The Naval Research Laboratory's (NRL's) Naval Center for
Space Technology (NCST) conceived the TIMATION (TIMe/navigATION) program
in 1964 and launched the TIMATION I satellite in 1967 and the TIMATION
II satellite in 1969. TIMATION proved that a system using a passive ranging
technique, combined with highly accurate clocks, could provide the basis
for a new and revolutionary navigation system with three-dimensional coverage
(longitude, latitude, and altitude) throughout the world. NCST's TIMATION
program paved the way for what eventually became the Global
Positioning System (GPS).
In 1973 the TIMATION program was merged with the Air Force's
621B program, with the Air Force being named as the Executive Service,
to form the NAVSTAR GPS program. NRL'S TIMATION III satellite was redesignated
the Navigation Technology Satellite 1 (NTS-1) and was launched in the
summer of 1974 in connection with the NAVSTAR effort. NTS-1 had two rubidium-vapor
frequency standards (clocks), while the earlier TIMATION satellites had
carried selected high-performance crystal oscillator clocks to test the
The successful launch of NTS-2 marked the beginning of a
new era in navigation and timekeeping history. NTS-2 was launched on 23
June 1977 as the first NAVSTAR GPS Phase I satellite. NTS-2 technological
features included cesium frequency standards, a nickel-hydrogen battery,
three-axis gravity-gradient stabilization with momentum-wheel unloading,
control of the spacecraft orbit, laser retroreflectors, solar-cell experiments,
radiation dosimeters, and a worldwide network for data acquisition. The
satellite experiment has verified Einstein's relativistic clock shift.
All of the NTS and TIMATION satellites were designed, built, and tested

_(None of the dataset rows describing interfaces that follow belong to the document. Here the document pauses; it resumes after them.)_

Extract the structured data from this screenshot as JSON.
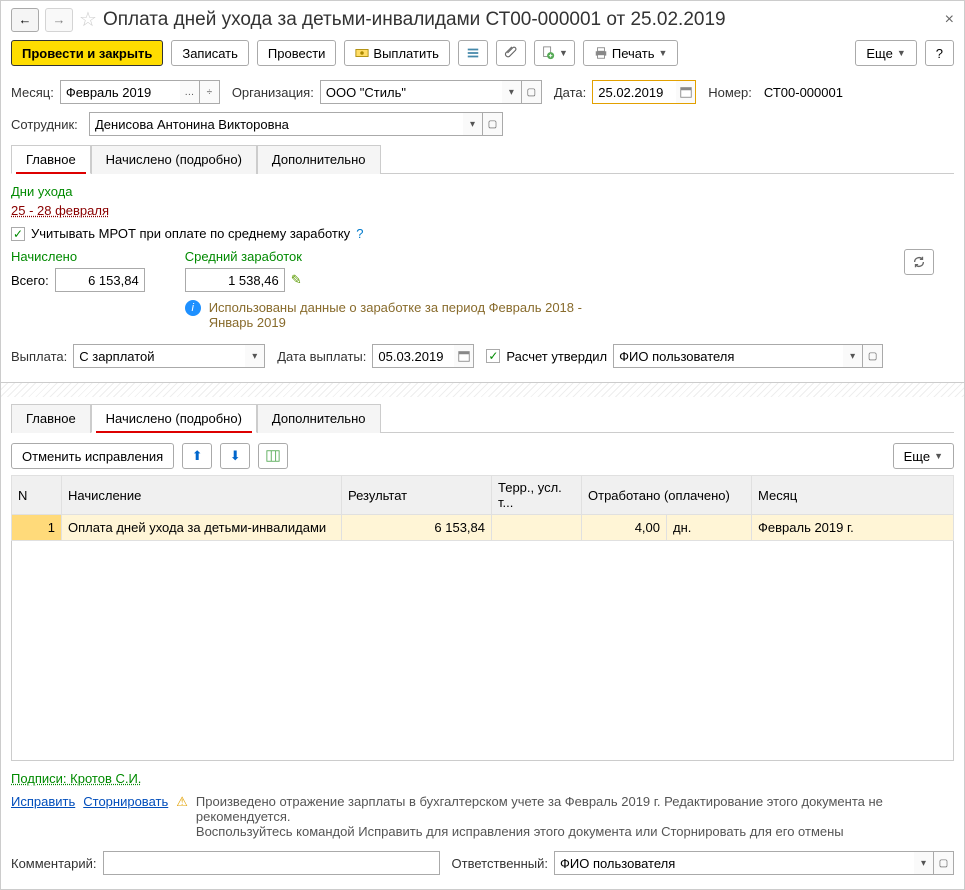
{
  "header": {
    "title": "Оплата дней ухода за детьми-инвалидами СТ00-000001 от 25.02.2019"
  },
  "toolbar": {
    "post_close": "Провести и закрыть",
    "save": "Записать",
    "post": "Провести",
    "pay": "Выплатить",
    "print": "Печать",
    "more": "Еще",
    "help": "?"
  },
  "form": {
    "month_label": "Месяц:",
    "month_value": "Февраль 2019",
    "org_label": "Организация:",
    "org_value": "ООО \"Стиль\"",
    "date_label": "Дата:",
    "date_value": "25.02.2019",
    "number_label": "Номер:",
    "number_value": "СТ00-000001",
    "employee_label": "Сотрудник:",
    "employee_value": "Денисова Антонина Викторовна"
  },
  "tabs1": {
    "main": "Главное",
    "details": "Начислено (подробно)",
    "extra": "Дополнительно"
  },
  "main_tab": {
    "days_header": "Дни ухода",
    "days_range": "25 - 28 февраля",
    "mrot_check": "Учитывать МРОТ при оплате по среднему заработку",
    "accrued_header": "Начислено",
    "total_label": "Всего:",
    "total_value": "6 153,84",
    "avg_header": "Средний заработок",
    "avg_value": "1 538,46",
    "info_text": "Использованы данные о заработке за период Февраль 2018 - Январь 2019",
    "pay_label": "Выплата:",
    "pay_value": "С зарплатой",
    "pay_date_label": "Дата выплаты:",
    "pay_date_value": "05.03.2019",
    "approved_label": "Расчет утвердил",
    "approved_by": "ФИО пользователя"
  },
  "tabs2": {
    "main": "Главное",
    "details": "Начислено (подробно)",
    "extra": "Дополнительно"
  },
  "details_bar": {
    "cancel_fix": "Отменить исправления",
    "more": "Еще"
  },
  "table": {
    "col_n": "N",
    "col_accrual": "Начисление",
    "col_result": "Результат",
    "col_terr": "Терр., усл. т...",
    "col_worked": "Отработано (оплачено)",
    "col_month": "Месяц",
    "row": {
      "n": "1",
      "accrual": "Оплата дней ухода за детьми-инвалидами",
      "result": "6 153,84",
      "worked_val": "4,00",
      "worked_unit": "дн.",
      "month": "Февраль 2019 г."
    }
  },
  "footer": {
    "signatures": "Подписи: Кротов С.И.",
    "fix": "Исправить",
    "storno": "Сторнировать",
    "warning1": "Произведено отражение зарплаты в бухгалтерском учете за Февраль 2019 г. Редактирование этого документа не рекомендуется.",
    "warning2": "Воспользуйтесь командой Исправить для исправления этого документа или Сторнировать для его отмены",
    "comment_label": "Комментарий:",
    "responsible_label": "Ответственный:",
    "responsible_value": "ФИО пользователя"
  }
}
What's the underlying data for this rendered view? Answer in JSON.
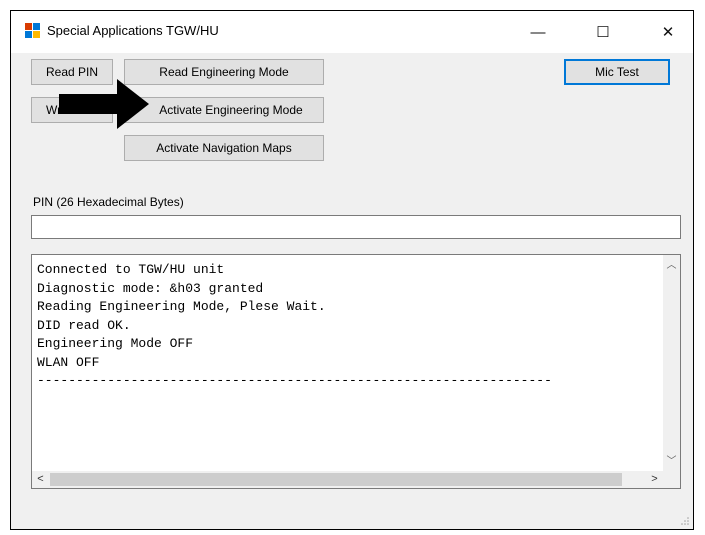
{
  "window": {
    "title": "Special Applications TGW/HU"
  },
  "title_controls": {
    "minimize": "—",
    "maximize": "☐",
    "close": "✕"
  },
  "buttons": {
    "read_pin": "Read PIN",
    "write_pin": "Wr",
    "read_engineering_mode": "Read Engineering Mode",
    "activate_engineering_mode": "Activate Engineering Mode",
    "activate_navigation_maps": "Activate Navigation Maps",
    "mic_test": "Mic Test"
  },
  "pin": {
    "label": "PIN (26 Hexadecimal Bytes)",
    "value": ""
  },
  "log": {
    "text": "Connected to TGW/HU unit\nDiagnostic mode: &h03 granted\nReading Engineering Mode, Plese Wait.\nDID read OK.\nEngineering Mode OFF\nWLAN OFF\n------------------------------------------------------------------"
  },
  "scroll_arrows": {
    "up": "︿",
    "down": "﹀",
    "left": "<",
    "right": ">"
  },
  "annotation": {
    "arrow_color": "#000000"
  },
  "icons": {
    "app": "app-window-icon",
    "arrow": "pointer-arrow-icon"
  }
}
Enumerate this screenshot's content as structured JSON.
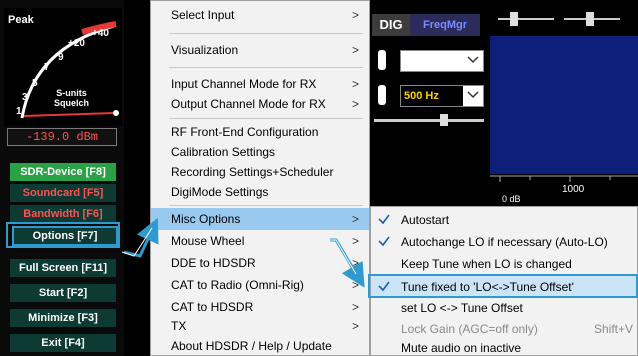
{
  "left_panel": {
    "meter": {
      "peak_label": "Peak",
      "scale_labels": [
        "+40",
        "+20",
        "9",
        "7",
        "5",
        "3",
        "1"
      ],
      "units_label": "S-units",
      "squelch_label": "Squelch"
    },
    "level_readout": "-139.0 dBm",
    "buttons": {
      "sdr_device": "SDR-Device [F8]",
      "soundcard": "Soundcard [F5]",
      "bandwidth": "Bandwidth [F6]",
      "options": "Options   [F7]",
      "full_screen": "Full Screen [F11]",
      "start": "Start     [F2]",
      "minimize": "Minimize [F3]",
      "exit": "Exit     [F4]"
    }
  },
  "toolbar": {
    "dig_label": "DIG",
    "freqmgr_label": "FreqMgr"
  },
  "controls": {
    "select1_value": "",
    "select2_value": "500 Hz"
  },
  "spectrum": {
    "tick_1000": "1000",
    "db_label": "0 dB"
  },
  "main_menu": {
    "items": [
      {
        "label": "Select Input",
        "submenu": true
      },
      {
        "label": "Visualization",
        "submenu": true
      },
      {
        "label": "Input Channel Mode for RX",
        "submenu": true
      },
      {
        "label": "Output Channel Mode for RX",
        "submenu": true
      },
      {
        "label": "RF Front-End Configuration",
        "submenu": false
      },
      {
        "label": "Calibration Settings",
        "submenu": false
      },
      {
        "label": "Recording Settings+Scheduler",
        "submenu": false
      },
      {
        "label": "DigiMode Settings",
        "submenu": false
      },
      {
        "label": "Misc Options",
        "submenu": true,
        "highlighted": true
      },
      {
        "label": "Mouse Wheel",
        "submenu": true
      },
      {
        "label": "DDE to HDSDR",
        "submenu": true
      },
      {
        "label": "CAT to Radio (Omni-Rig)",
        "submenu": true
      },
      {
        "label": "CAT to HDSDR",
        "submenu": true
      },
      {
        "label": "TX",
        "submenu": true
      },
      {
        "label": "About HDSDR / Help / Update",
        "submenu": false
      }
    ],
    "arrow_glyph": ">"
  },
  "sub_menu": {
    "items": [
      {
        "label": "Autostart",
        "checked": true
      },
      {
        "label": "Autochange LO if necessary (Auto-LO)",
        "checked": true
      },
      {
        "label": "Keep Tune when LO is changed",
        "checked": false
      },
      {
        "label": "Tune fixed to 'LO<->Tune Offset'",
        "checked": true,
        "highlighted": true
      },
      {
        "label": "set LO <-> Tune Offset",
        "checked": false
      },
      {
        "label": "Lock Gain (AGC=off only)",
        "checked": false,
        "disabled": true,
        "shortcut": "Shift+V"
      },
      {
        "label": "Mute audio on inactive",
        "checked": false
      }
    ]
  },
  "colors": {
    "accent_blue": "#2e9ad0",
    "menu_highlight": "#99c9ef",
    "button_green": "#0d3b33",
    "button_active": "#2aa146",
    "alert_red": "#ff5252"
  }
}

by the SED at NRL'S Payload Processing Facility
in Washington, D.C.
Collier trophy was presented to NRL in 1993 in recognition
of NRL'S pioneering contributions to GPS.